Items listed in a dataset:
-----

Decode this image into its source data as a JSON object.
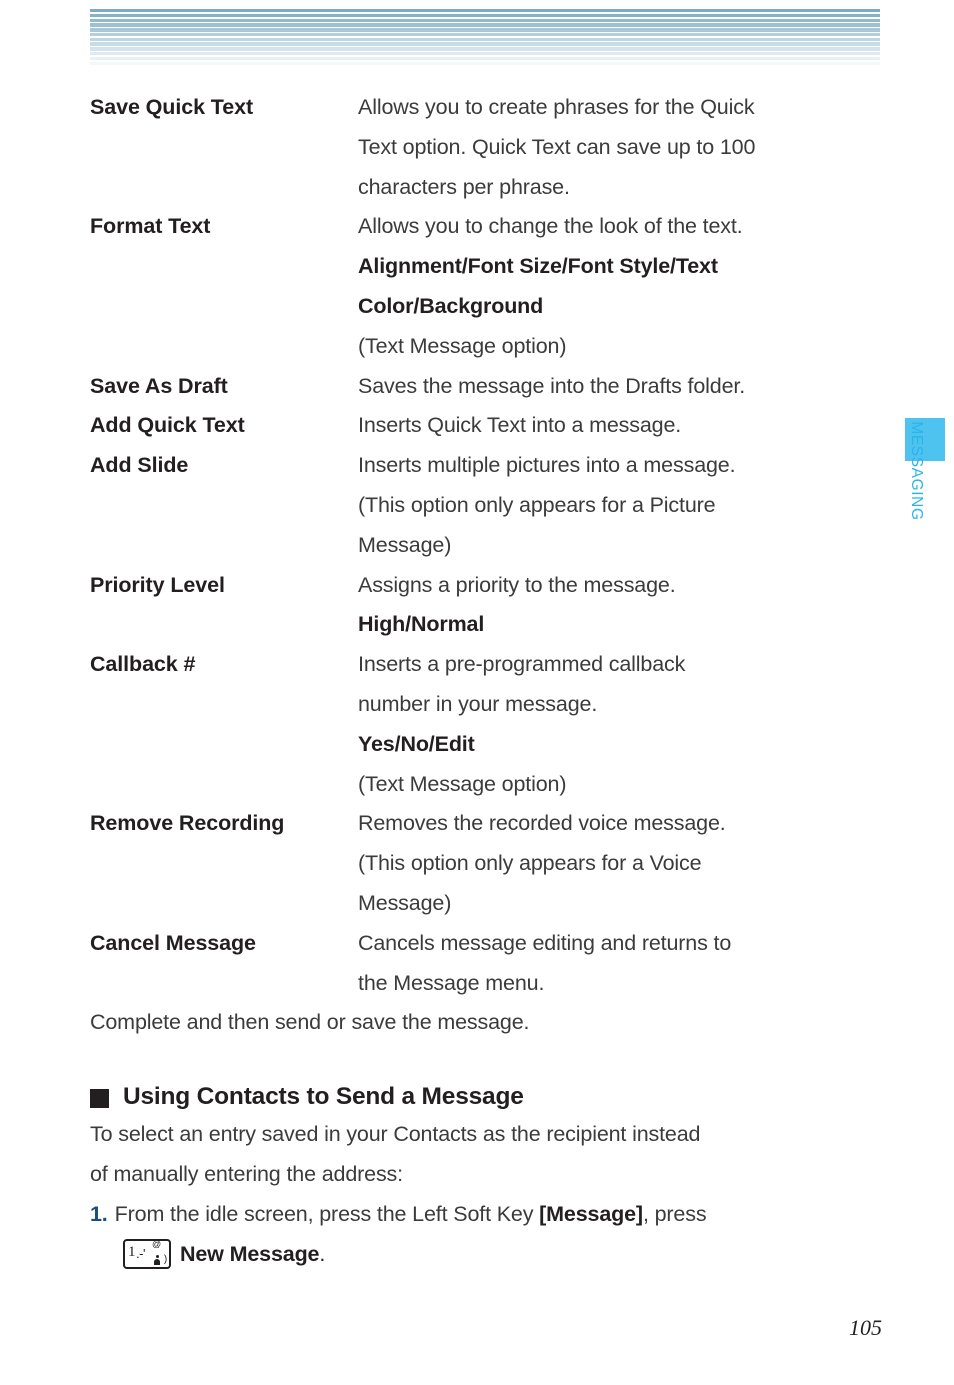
{
  "page": {
    "number": "105",
    "side_tab_label": "MESSAGING",
    "side_tab_color": "#4ec3f0",
    "accent_blue": "#1b4e7d"
  },
  "definitions": [
    {
      "term": "Save Quick Text",
      "lines": [
        {
          "text": "Allows you to create phrases for the Quick",
          "bold": false
        },
        {
          "text": "Text option. Quick Text can save up to 100",
          "bold": false
        },
        {
          "text": "characters per phrase.",
          "bold": false
        }
      ]
    },
    {
      "term": "Format Text",
      "lines": [
        {
          "text": "Allows you to change the look of the text.",
          "bold": false
        },
        {
          "text": "Alignment/Font Size/Font Style/Text",
          "bold": true
        },
        {
          "text": "Color/Background",
          "bold": true
        },
        {
          "text": "(Text Message option)",
          "bold": false
        }
      ]
    },
    {
      "term": "Save As Draft",
      "lines": [
        {
          "text": "Saves the message into the Drafts folder.",
          "bold": false
        }
      ]
    },
    {
      "term": "Add Quick Text",
      "lines": [
        {
          "text": "Inserts Quick Text into a message.",
          "bold": false
        }
      ]
    },
    {
      "term": "Add Slide",
      "lines": [
        {
          "text": "Inserts multiple pictures into a message.",
          "bold": false
        },
        {
          "text": "(This option only appears for a Picture",
          "bold": false
        },
        {
          "text": "Message)",
          "bold": false
        }
      ]
    },
    {
      "term": "Priority Level",
      "lines": [
        {
          "text": "Assigns a priority to the message.",
          "bold": false
        },
        {
          "text": "High/Normal",
          "bold": true
        }
      ]
    },
    {
      "term": "Callback #",
      "lines": [
        {
          "text": "Inserts a pre-programmed callback",
          "bold": false
        },
        {
          "text": "number in your message.",
          "bold": false
        },
        {
          "text": "Yes/No/Edit",
          "bold": true
        },
        {
          "text": "(Text Message option)",
          "bold": false
        }
      ]
    },
    {
      "term": "Remove Recording",
      "lines": [
        {
          "text": "Removes the recorded voice message.",
          "bold": false
        },
        {
          "text": "(This option only appears for a Voice",
          "bold": false
        },
        {
          "text": "Message)",
          "bold": false
        }
      ]
    },
    {
      "term": "Cancel Message",
      "lines": [
        {
          "text": "Cancels message editing and returns to",
          "bold": false
        },
        {
          "text": "the Message menu.",
          "bold": false
        }
      ]
    }
  ],
  "closing_note": "Complete and then send or save the message.",
  "section": {
    "heading": "Using Contacts to Send a Message",
    "intro_line1": "To select an entry saved in your Contacts as the recipient instead",
    "intro_line2": "of manually entering the address:",
    "step1": {
      "number": "1.",
      "text_before": "From the idle screen, press the Left Soft Key ",
      "key_label": "[Message]",
      "text_after": ", press",
      "continuation_label": "New Message",
      "continuation_period": ".",
      "key_icon_digit": "1",
      "key_icon_punct": ".-'",
      "key_icon_at": "@"
    }
  }
}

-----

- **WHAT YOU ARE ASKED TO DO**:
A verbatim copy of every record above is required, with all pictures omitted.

- **ANSWER FOR THE TASK**:
Decode this image into its source data as a JSON object.
{
  "page": {
    "number": "105",
    "side_tab_label": "MESSAGING",
    "side_tab_color": "#4ec3f0",
    "accent_blue": "#1b4e7d"
  },
  "definitions": [
    {
      "term": "Save Quick Text",
      "lines": [
        {
          "text": "Allows you to create phrases for the Quick",
          "bold": false
        },
        {
          "text": "Text option. Quick Text can save up to 100",
          "bold": false
        },
        {
          "text": "characters per phrase.",
          "bold": false
        }
      ]
    },
    {
      "term": "Format Text",
      "lines": [
        {
          "text": "Allows you to change the look of the text.",
          "bold": false
        },
        {
          "text": "Alignment/Font Size/Font Style/Text",
          "bold": true
        },
        {
          "text": "Color/Background",
          "bold": true
        },
        {
          "text": "(Text Message option)",
          "bold": false
        }
      ]
    },
    {
      "term": "Save As Draft",
      "lines": [
        {
          "text": "Saves the message into the Drafts folder.",
          "bold": false
        }
      ]
    },
    {
      "term": "Add Quick Text",
      "lines": [
        {
          "text": "Inserts Quick Text into a message.",
          "bold": false
        }
      ]
    },
    {
      "term": "Add Slide",
      "lines": [
        {
          "text": "Inserts multiple pictures into a message.",
          "bold": false
        },
        {
          "text": "(This option only appears for a Picture",
          "bold": false
        },
        {
          "text": "Message)",
          "bold": false
        }
      ]
    },
    {
      "term": "Priority Level",
      "lines": [
        {
          "text": "Assigns a priority to the message.",
          "bold": false
        },
        {
          "text": "High/Normal",
          "bold": true
        }
      ]
    },
    {
      "term": "Callback #",
      "lines": [
        {
          "text": "Inserts a pre-programmed callback",
          "bold": false
        },
        {
          "text": "number in your message.",
          "bold": false
        },
        {
          "text": "Yes/No/Edit",
          "bold": true
        },
        {
          "text": "(Text Message option)",
          "bold": false
        }
      ]
    },
    {
      "term": "Remove Recording",
      "lines": [
        {
          "text": "Removes the recorded voice message.",
          "bold": false
        },
        {
          "text": "(This option only appears for a Voice",
          "bold": false
        },
        {
          "text": "Message)",
          "bold": false
        }
      ]
    },
    {
      "term": "Cancel Message",
      "lines": [
        {
          "text": "Cancels message editing and returns to",
          "bold": false
        },
        {
          "text": "the Message menu.",
          "bold": false
        }
      ]
    }
  ],
  "closing_note": "Complete and then send or save the message.",
  "section": {
    "heading": "Using Contacts to Send a Message",
    "intro_line1": "To select an entry saved in your Contacts as the recipient instead",
    "intro_line2": "of manually entering the address:",
    "step1": {
      "number": "1.",
      "text_before": "From the idle screen, press the Left Soft Key ",
      "key_label": "[Message]",
      "text_after": ", press",
      "continuation_label": "New Message",
      "continuation_period": ".",
      "key_icon_digit": "1",
      "key_icon_punct": ".-'",
      "key_icon_at": "@"
    }
  }
}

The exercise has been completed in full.